Problem details »
Among the entries, how many lines hold the word "title"? Respond with that number only.

** Supplied information follows **

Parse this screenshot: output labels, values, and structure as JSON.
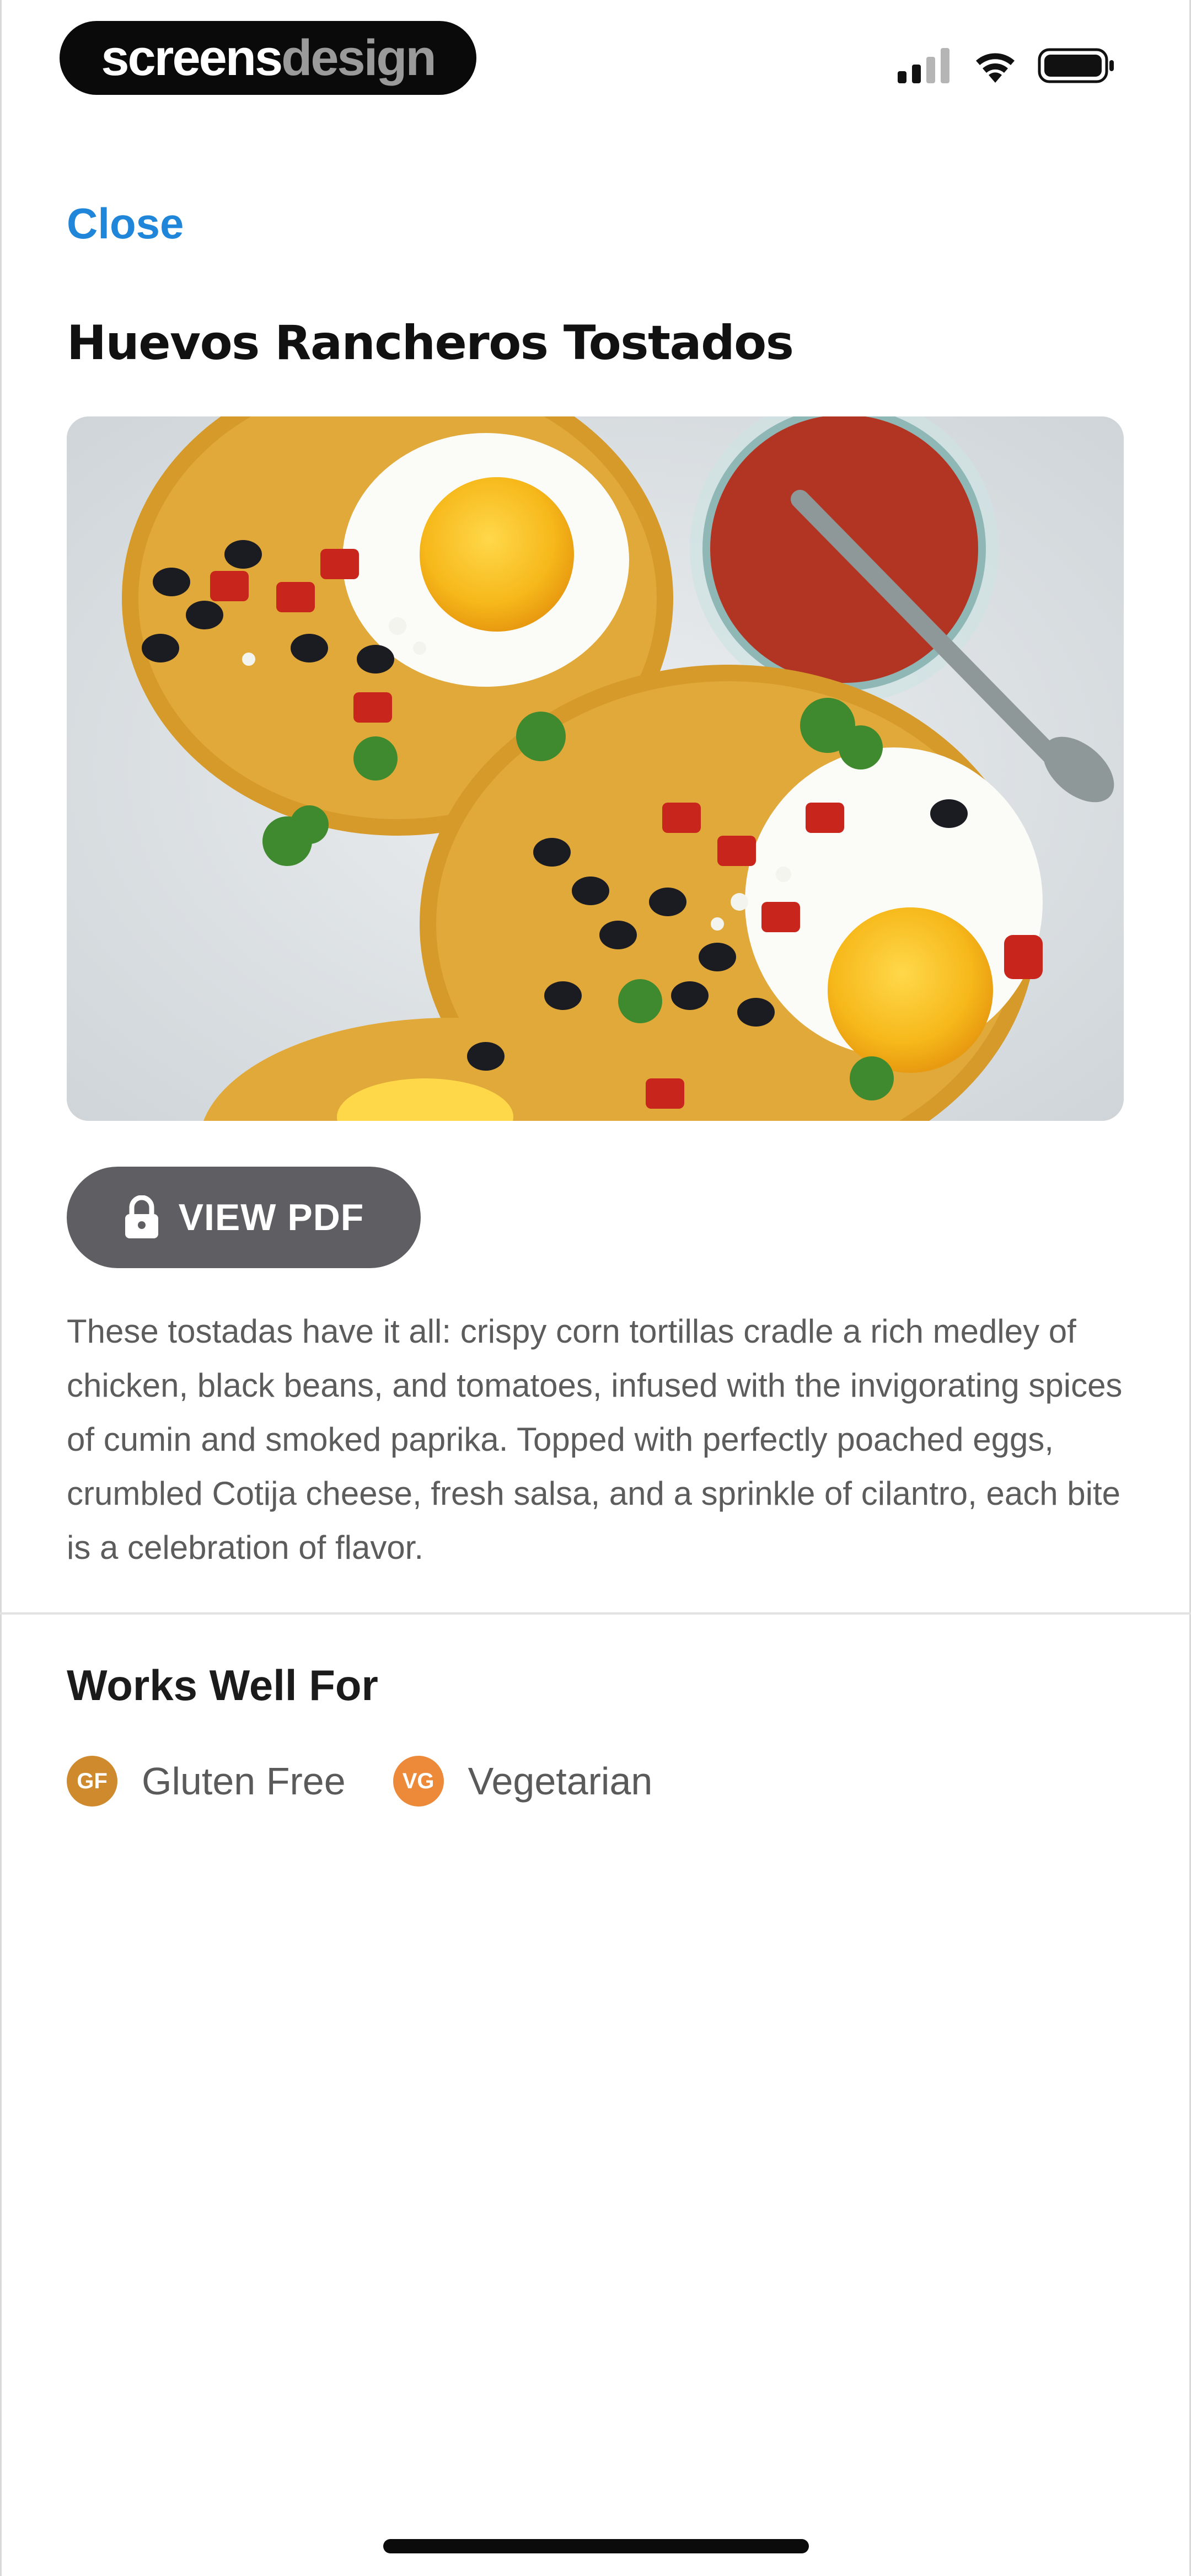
{
  "status_bar": {
    "brand_part1": "screens",
    "brand_part2": "design"
  },
  "header": {
    "close_label": "Close"
  },
  "recipe": {
    "title": "Huevos Rancheros Tostados",
    "image_alt": "Huevos rancheros tostadas topped with fried eggs, black beans, salsa and cilantro",
    "view_pdf_label": "VIEW PDF",
    "description": "These tostadas have it all: crispy corn tortillas cradle a rich medley of chicken, black beans, and tomatoes, infused with the invigorating spices of cumin and smoked paprika. Topped with perfectly poached eggs, crumbled Cotija cheese, fresh salsa, and a sprinkle of cilantro, each bite is a celebration of flavor."
  },
  "works_well_for": {
    "title": "Works Well For",
    "tags": [
      {
        "abbr": "GF",
        "label": "Gluten Free",
        "color": "#d08a2e"
      },
      {
        "abbr": "VG",
        "label": "Vegetarian",
        "color": "#ec8a3a"
      }
    ]
  },
  "colors": {
    "link": "#1f86d9",
    "button": "#5f5f63"
  }
}
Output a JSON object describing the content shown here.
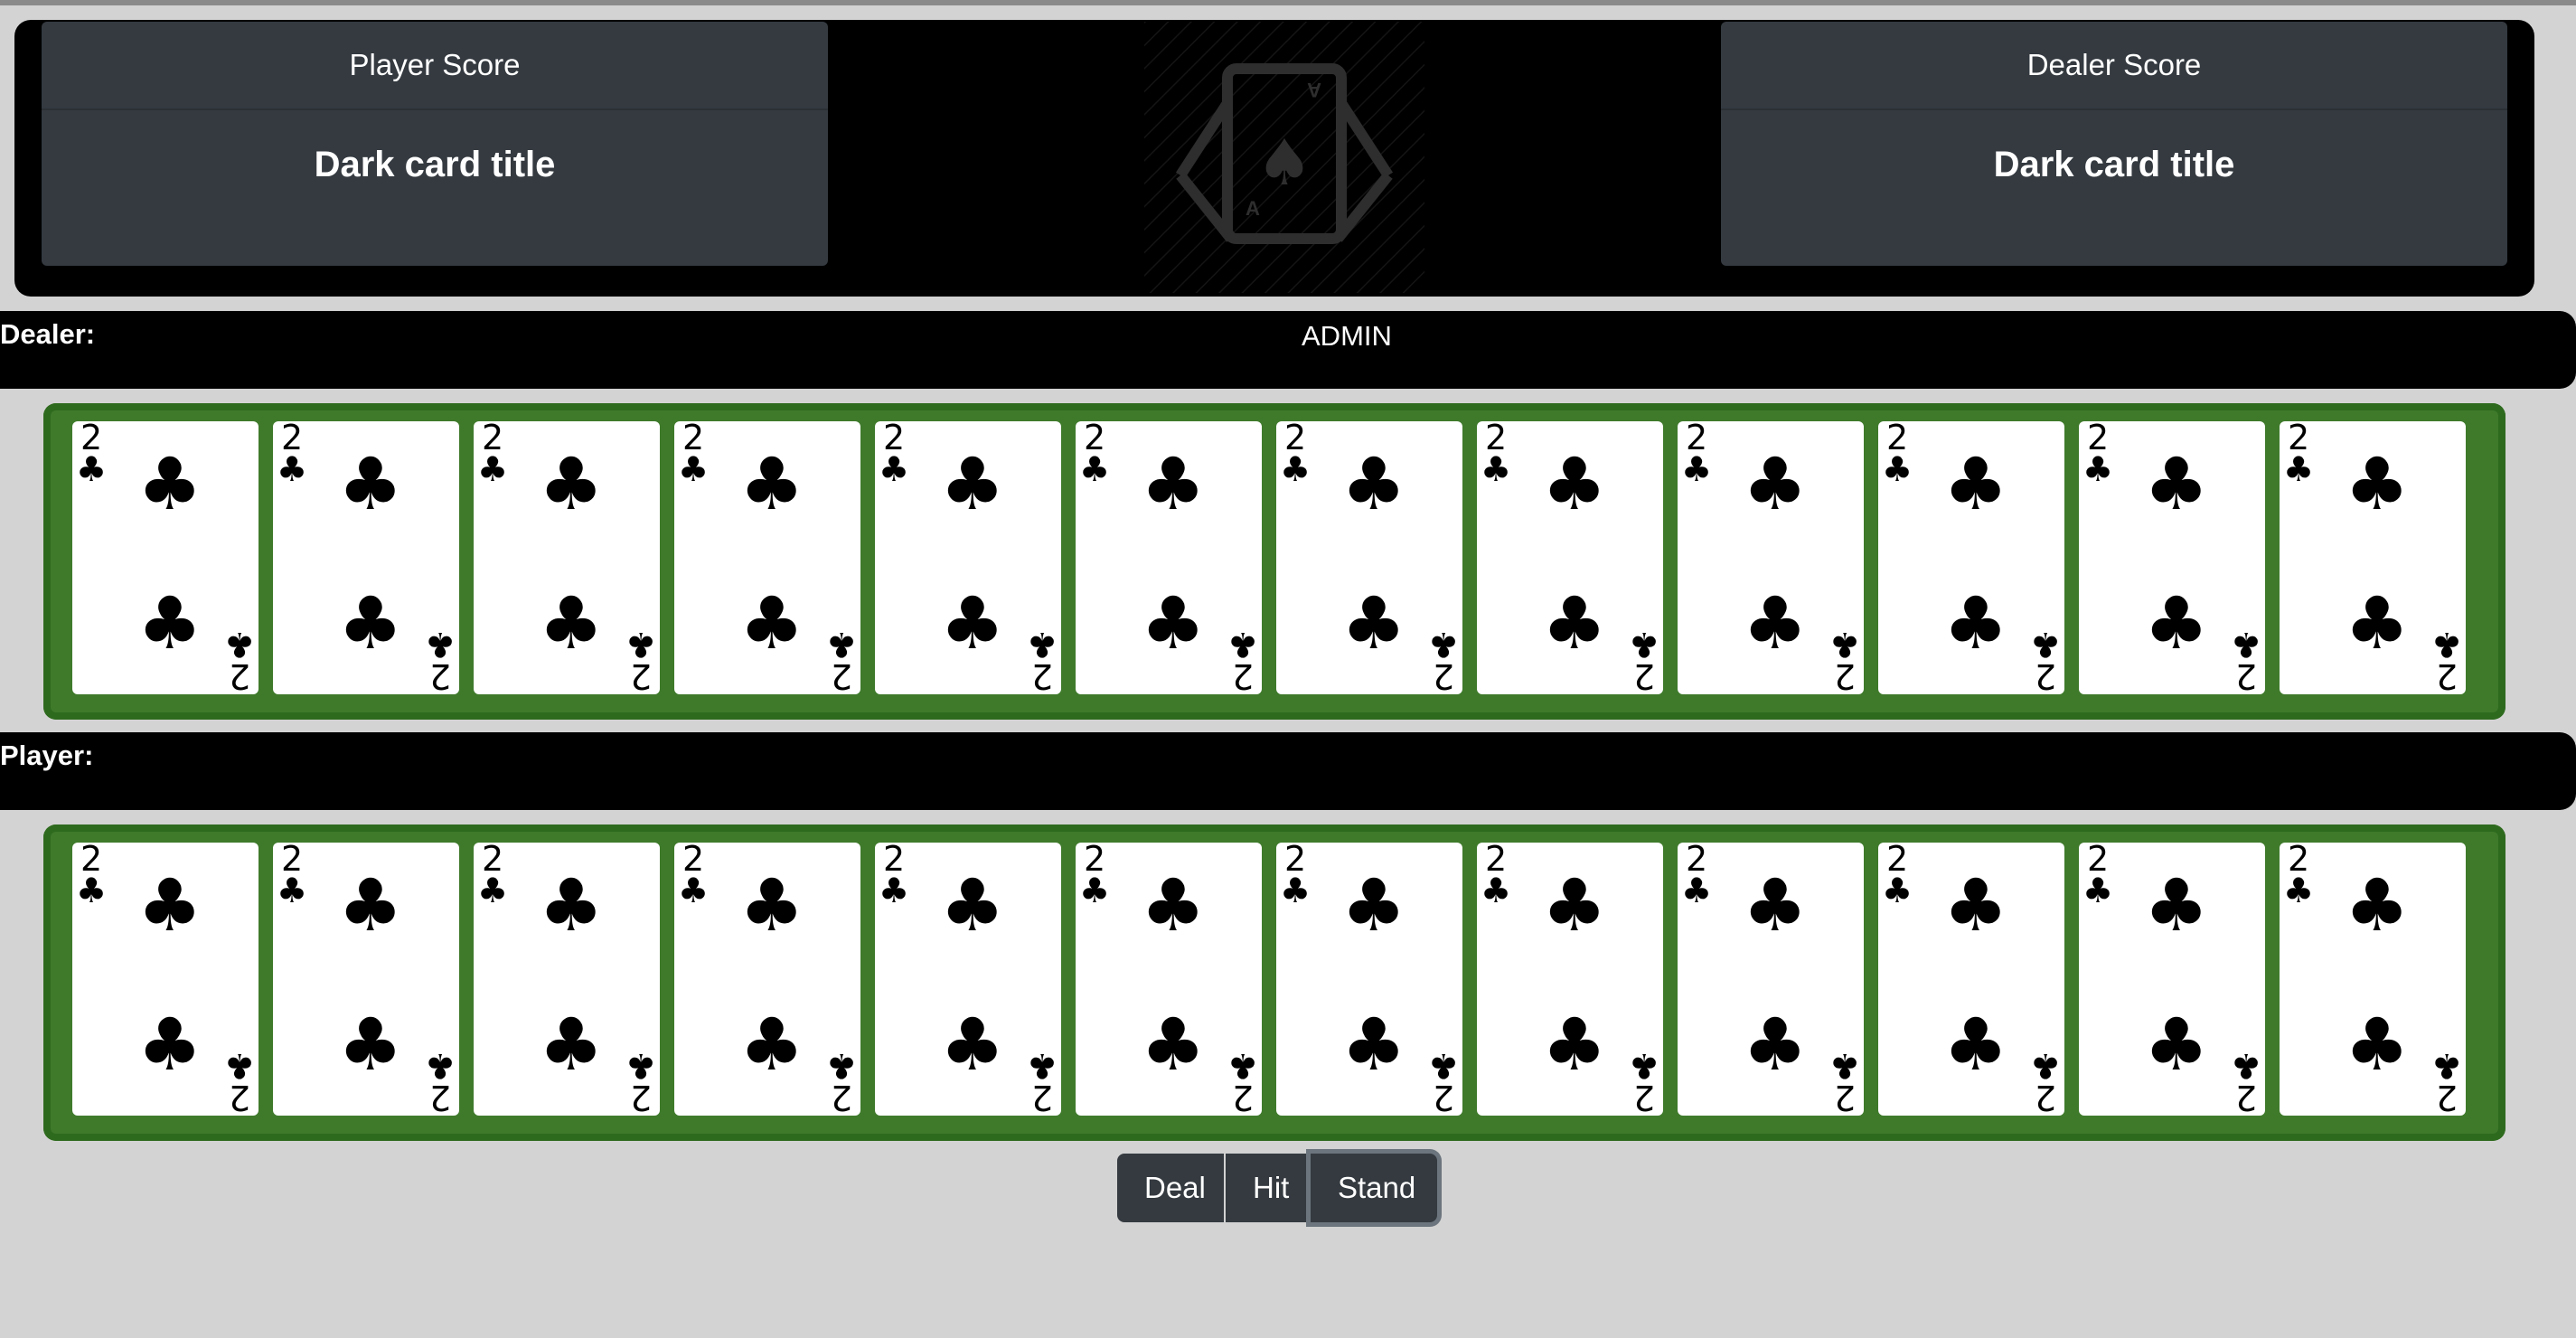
{
  "header": {
    "player_score": {
      "header": "Player Score",
      "title": "Dark card title"
    },
    "dealer_score": {
      "header": "Dealer Score",
      "title": "Dark card title"
    }
  },
  "dealer_bar": {
    "label": "Dealer:",
    "name": "ADMIN"
  },
  "player_bar": {
    "label": "Player:",
    "name": ""
  },
  "dealer_hand": [
    {
      "rank": "2",
      "suit": "♣"
    },
    {
      "rank": "2",
      "suit": "♣"
    },
    {
      "rank": "2",
      "suit": "♣"
    },
    {
      "rank": "2",
      "suit": "♣"
    },
    {
      "rank": "2",
      "suit": "♣"
    },
    {
      "rank": "2",
      "suit": "♣"
    },
    {
      "rank": "2",
      "suit": "♣"
    },
    {
      "rank": "2",
      "suit": "♣"
    },
    {
      "rank": "2",
      "suit": "♣"
    },
    {
      "rank": "2",
      "suit": "♣"
    },
    {
      "rank": "2",
      "suit": "♣"
    },
    {
      "rank": "2",
      "suit": "♣"
    }
  ],
  "player_hand": [
    {
      "rank": "2",
      "suit": "♣"
    },
    {
      "rank": "2",
      "suit": "♣"
    },
    {
      "rank": "2",
      "suit": "♣"
    },
    {
      "rank": "2",
      "suit": "♣"
    },
    {
      "rank": "2",
      "suit": "♣"
    },
    {
      "rank": "2",
      "suit": "♣"
    },
    {
      "rank": "2",
      "suit": "♣"
    },
    {
      "rank": "2",
      "suit": "♣"
    },
    {
      "rank": "2",
      "suit": "♣"
    },
    {
      "rank": "2",
      "suit": "♣"
    },
    {
      "rank": "2",
      "suit": "♣"
    },
    {
      "rank": "2",
      "suit": "♣"
    }
  ],
  "logo": {
    "icon": "playing-cards-icon",
    "rank_top": "A",
    "rank_bottom": "A"
  },
  "controls": {
    "deal_label": "Deal",
    "hit_label": "Hit",
    "stand_label": "Stand"
  },
  "colors": {
    "table_green": "#3f7a2b",
    "button_dark": "#343a40",
    "background": "#d3d3d3"
  }
}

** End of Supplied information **

Task response »
4